keen to find out more about the plague pit in the churchyard, reportedly containing over 1,000
bodies – or the first cases of the Great Plague of London (documented by Daniel Defoe), which broke
out in the parish. Some visitors seem disappointed when they discover that there is no monument
for them to photograph.
The question of whose lives are and are not memorialised in plaques and statues has been the
subject of intense debate of late. Physical commemorations in churches of mass loss of life are a
relatively recent phenomenon. At a previous parish, I undertook a project to discover more about
the 146 men named on the First World War memorial there. As well as the fascinating personal
stories we uncovered, the history of the memorial itself was captivating. Letters printed in the local
newspapers at the time and even the clipped, official language of minutes of meetings of the ‘Vestry’
(or Parish Council) tell the story of its origin. The make-shift memorials that began to appear in
church, set up by desperate parents. The initial reluctance of the clergy to permit a more permanent
memorial, until the loss of life became too great to ignore. The debates about how best to
commemorate the fallen - whether to record names by date of death or rank, or alphabetically; to
restrict the list to those who lived in the parish or widen it to include those with another connection.
Decisions which were agonised over by those responsible for running churches up and down the
When it opened in May last year, I was not immediately taken with the Covid-19 memorial at St
donated significant amounts of money to the project) about how the death of his mother from Covid
inspired the idea. The memorial was incorporated as part of an ongoing project to create a level-
access entrance to the cathedral and effectively forms the lobby to the North Transept. It’s easy to
miss it as you walk through.
It's not the Cenotaph - but perhaps that’s the point? That most famous memorial to the fallen,
designed by Edwin Lutyens, has no overt Christian symbolism. A memorial in the form of a doorway,
or lobby – as at St Paul’s, is perhaps the most ‘Christian’ symbol one could imagine? A reminder that

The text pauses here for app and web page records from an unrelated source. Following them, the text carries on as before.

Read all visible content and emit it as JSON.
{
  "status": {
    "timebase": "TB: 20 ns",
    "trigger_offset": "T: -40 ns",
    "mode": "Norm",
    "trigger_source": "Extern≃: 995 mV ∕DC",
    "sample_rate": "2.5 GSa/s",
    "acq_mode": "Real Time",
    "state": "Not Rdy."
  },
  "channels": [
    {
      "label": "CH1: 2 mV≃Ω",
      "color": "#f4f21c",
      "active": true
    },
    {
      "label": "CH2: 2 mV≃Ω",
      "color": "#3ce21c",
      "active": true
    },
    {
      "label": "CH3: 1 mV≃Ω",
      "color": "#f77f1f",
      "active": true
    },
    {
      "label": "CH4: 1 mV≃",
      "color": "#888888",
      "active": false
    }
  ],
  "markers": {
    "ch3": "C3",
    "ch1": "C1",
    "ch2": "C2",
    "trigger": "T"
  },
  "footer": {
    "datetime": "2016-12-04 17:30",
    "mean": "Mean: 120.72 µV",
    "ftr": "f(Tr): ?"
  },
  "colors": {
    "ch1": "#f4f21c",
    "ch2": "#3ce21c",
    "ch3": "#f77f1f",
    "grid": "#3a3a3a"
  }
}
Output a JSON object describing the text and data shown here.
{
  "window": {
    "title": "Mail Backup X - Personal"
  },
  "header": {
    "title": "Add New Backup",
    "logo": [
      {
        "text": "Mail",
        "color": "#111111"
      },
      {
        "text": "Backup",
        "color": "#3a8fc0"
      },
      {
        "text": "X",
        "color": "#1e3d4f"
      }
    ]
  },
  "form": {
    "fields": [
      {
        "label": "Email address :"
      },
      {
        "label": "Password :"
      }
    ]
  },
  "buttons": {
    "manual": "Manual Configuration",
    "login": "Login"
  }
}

living remembrance is central to our faith. A remembrance in which the present and future is fed
and nourished by the past as we return to remember and are re-membered by the life of the one
who made the greatest sacrifice for us - and in whose footsteps we follow.